In already heavily censored China, the Communist Party further ramped up policing of the internet, suppressed “unofficial” media reporting and persecuted citizen journalists reporting on social media about the reality of the situation.
However, in other populous states like India, where IPI has so far documented the most individual violations, overzealous police enforcing lockdown measures have beaten or unjustly detained eight media professionals, contributing to a deterioration in media freedom.
In Europe, journalists have been attacked by members of the public with alarming frequency. Italy, one of the countries hit hardest by the virus, has seen at least three instances of physical or serious verbal attacks on journalists and TV crews. Journalists reporting on virus-related issues have also required medical treatment after assaults in Ukraine and Croatia.
While the vast majority of the arrests in Europe were documented in Turkey, Russia and Azerbaijan, journalists have also been wrongly detained in Serbia and Kosovo. States such as Romania have handed authorities powers to remove or close websites that spread “fake news” about the virus, with no opportunity to appeal.
As a new report by the partner organisations to the Council of Europe Platform to Promote the Protection of Journalism and Safety of Journalists found, the pandemic risks these kinds attacks on press freedom risk becoming normalized.
Positively, several of the disproportionate regulations announced by European governments have since been rolled back, either through democratic checks or strong pressure from media and civil society.
Killings of journalists continue
Though the world’s attention has been consumed by the coronavirus, the past twelve months have proven another deadly year for journalists.
Since May 2019, 53 journalists have been killed in connection with their work, according to IPI’s data.
Thirty-two of those were murdered, with most of these targeted killings carried out by armed groups, state security forces, or organized crime.
Latin America continues to be the worst region in the world for journalists, where 20 journalists lost their lives in targeted attacks, with 10 in Mexico alone.
Armed conflicts and civil unrests claimed the lives of 14 journalists. Of these seven were killed in Syria and three were killed in Afghanistan, Chad and Yemen respectively, while covering armed conflicts. Two journalists were died in Iraq covering the civil unrest. A further six were killed while on assignment.

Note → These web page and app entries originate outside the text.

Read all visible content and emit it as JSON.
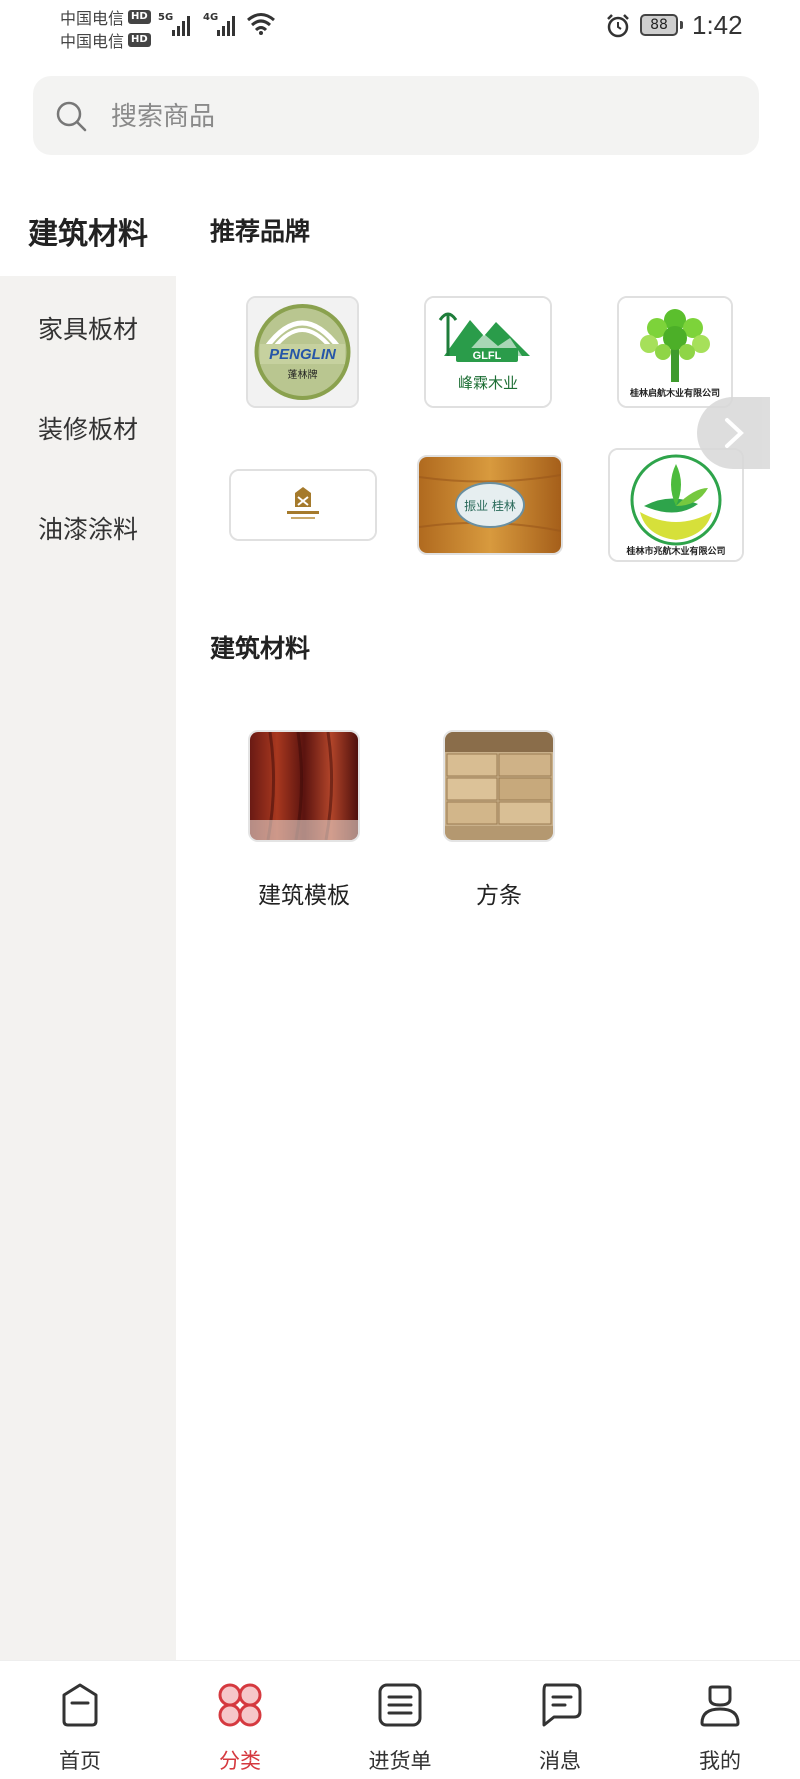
{
  "status_bar": {
    "carrier1": "中国电信",
    "carrier2": "中国电信",
    "hd": "HD",
    "net1": "5G",
    "net2": "4G",
    "battery": "88",
    "time": "1:42"
  },
  "search": {
    "placeholder": "搜索商品"
  },
  "sidebar": {
    "active": "建筑材料",
    "items": [
      {
        "label": "家具板材"
      },
      {
        "label": "装修板材"
      },
      {
        "label": "油漆涂料"
      }
    ]
  },
  "brands": {
    "title": "推荐品牌",
    "logos": [
      {
        "name": "penglin-logo",
        "text": "PENGLIN",
        "sub": "蓬林牌"
      },
      {
        "name": "glfl-logo",
        "text": "GLFL",
        "sub": "峰霖木业"
      },
      {
        "name": "qihang-logo",
        "text": "桂林启航木业有限公司"
      },
      {
        "name": "brand4-logo"
      },
      {
        "name": "brand5-logo",
        "text": "振业 桂林"
      },
      {
        "name": "zhaohang-logo",
        "text": "桂林市兆航木业有限公司"
      }
    ]
  },
  "category": {
    "title": "建筑材料",
    "items": [
      {
        "label": "建筑模板"
      },
      {
        "label": "方条"
      }
    ]
  },
  "bottom_nav": {
    "items": [
      {
        "label": "首页"
      },
      {
        "label": "分类"
      },
      {
        "label": "进货单"
      },
      {
        "label": "消息"
      },
      {
        "label": "我的"
      }
    ],
    "accent": "#d5393f"
  }
}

Unfortunately, investigations into targeted killings remain slow and deficient. As a result, no arrests have been made in many of these cases.
Positively, progress has been made in the trial of those suspected of murdering Slovak investigative reporter Jan Kuciak.
Since 1997, IPI’s Death Watch has tallied journalists deliberately targeted because of their profession and those who lost their lives while covering conflict or while on assignment.